Task goal | Since only the total matters, count the lines of these entries containing the word "here" and write that total alone.

- - - - -

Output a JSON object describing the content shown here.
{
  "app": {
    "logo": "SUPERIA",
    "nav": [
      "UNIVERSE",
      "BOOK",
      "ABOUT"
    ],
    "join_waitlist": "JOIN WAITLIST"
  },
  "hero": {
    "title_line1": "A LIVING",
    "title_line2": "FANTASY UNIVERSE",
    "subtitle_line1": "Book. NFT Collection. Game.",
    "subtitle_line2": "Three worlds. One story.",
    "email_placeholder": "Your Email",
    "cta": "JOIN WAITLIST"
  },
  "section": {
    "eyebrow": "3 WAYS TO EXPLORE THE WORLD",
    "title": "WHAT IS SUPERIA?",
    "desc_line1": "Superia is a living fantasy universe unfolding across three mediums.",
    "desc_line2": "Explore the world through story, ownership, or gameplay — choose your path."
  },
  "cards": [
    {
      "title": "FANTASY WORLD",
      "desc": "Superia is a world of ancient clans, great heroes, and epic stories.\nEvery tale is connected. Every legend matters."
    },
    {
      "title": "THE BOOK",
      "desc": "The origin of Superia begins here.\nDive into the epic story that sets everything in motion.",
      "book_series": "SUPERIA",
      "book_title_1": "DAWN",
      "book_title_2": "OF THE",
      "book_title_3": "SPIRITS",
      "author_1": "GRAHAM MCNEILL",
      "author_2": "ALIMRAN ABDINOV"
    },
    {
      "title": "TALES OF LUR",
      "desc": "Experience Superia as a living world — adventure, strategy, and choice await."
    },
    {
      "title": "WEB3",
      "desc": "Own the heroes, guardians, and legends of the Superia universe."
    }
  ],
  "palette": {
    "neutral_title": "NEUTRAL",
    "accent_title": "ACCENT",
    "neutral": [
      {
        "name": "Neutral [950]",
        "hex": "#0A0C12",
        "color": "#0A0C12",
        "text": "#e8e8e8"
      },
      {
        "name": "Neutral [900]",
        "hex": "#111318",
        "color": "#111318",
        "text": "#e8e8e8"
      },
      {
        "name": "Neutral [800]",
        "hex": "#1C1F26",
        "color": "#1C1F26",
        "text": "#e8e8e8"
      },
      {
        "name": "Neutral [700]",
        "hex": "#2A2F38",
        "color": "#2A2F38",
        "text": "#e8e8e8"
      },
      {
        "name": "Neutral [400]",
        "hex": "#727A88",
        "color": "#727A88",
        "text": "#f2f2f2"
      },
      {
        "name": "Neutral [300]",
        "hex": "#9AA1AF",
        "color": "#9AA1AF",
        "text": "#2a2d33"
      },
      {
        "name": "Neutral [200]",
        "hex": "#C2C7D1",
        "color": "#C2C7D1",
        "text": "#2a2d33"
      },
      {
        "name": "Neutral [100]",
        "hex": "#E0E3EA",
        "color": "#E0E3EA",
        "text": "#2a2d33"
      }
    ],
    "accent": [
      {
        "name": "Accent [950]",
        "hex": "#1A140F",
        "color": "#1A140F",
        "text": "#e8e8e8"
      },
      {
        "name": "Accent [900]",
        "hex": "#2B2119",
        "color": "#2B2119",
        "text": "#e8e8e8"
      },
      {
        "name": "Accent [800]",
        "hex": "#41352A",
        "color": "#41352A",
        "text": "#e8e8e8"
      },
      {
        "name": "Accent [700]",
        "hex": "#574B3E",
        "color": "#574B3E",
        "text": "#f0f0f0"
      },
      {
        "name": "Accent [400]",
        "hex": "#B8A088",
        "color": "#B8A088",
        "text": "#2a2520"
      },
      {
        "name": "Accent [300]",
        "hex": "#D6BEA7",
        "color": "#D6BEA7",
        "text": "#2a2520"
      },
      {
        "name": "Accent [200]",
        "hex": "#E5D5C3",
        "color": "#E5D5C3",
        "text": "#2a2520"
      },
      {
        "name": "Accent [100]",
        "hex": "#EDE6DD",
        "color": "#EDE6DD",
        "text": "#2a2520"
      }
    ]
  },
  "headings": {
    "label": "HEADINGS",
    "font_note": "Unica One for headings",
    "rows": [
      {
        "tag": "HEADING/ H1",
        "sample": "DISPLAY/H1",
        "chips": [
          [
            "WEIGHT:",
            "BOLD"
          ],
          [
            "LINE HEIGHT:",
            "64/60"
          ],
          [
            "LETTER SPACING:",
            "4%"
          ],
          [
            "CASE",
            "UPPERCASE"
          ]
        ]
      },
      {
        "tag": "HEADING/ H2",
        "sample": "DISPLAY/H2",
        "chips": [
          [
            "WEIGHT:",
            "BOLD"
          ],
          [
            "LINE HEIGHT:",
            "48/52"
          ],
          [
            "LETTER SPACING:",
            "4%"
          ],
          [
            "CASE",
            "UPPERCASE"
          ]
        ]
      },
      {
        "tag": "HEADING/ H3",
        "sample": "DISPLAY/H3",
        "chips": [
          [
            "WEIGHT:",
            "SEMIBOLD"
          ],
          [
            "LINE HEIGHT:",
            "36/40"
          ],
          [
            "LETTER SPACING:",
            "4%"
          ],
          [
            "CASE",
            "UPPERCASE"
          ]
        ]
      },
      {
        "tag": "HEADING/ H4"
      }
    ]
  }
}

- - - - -

Task solution | 2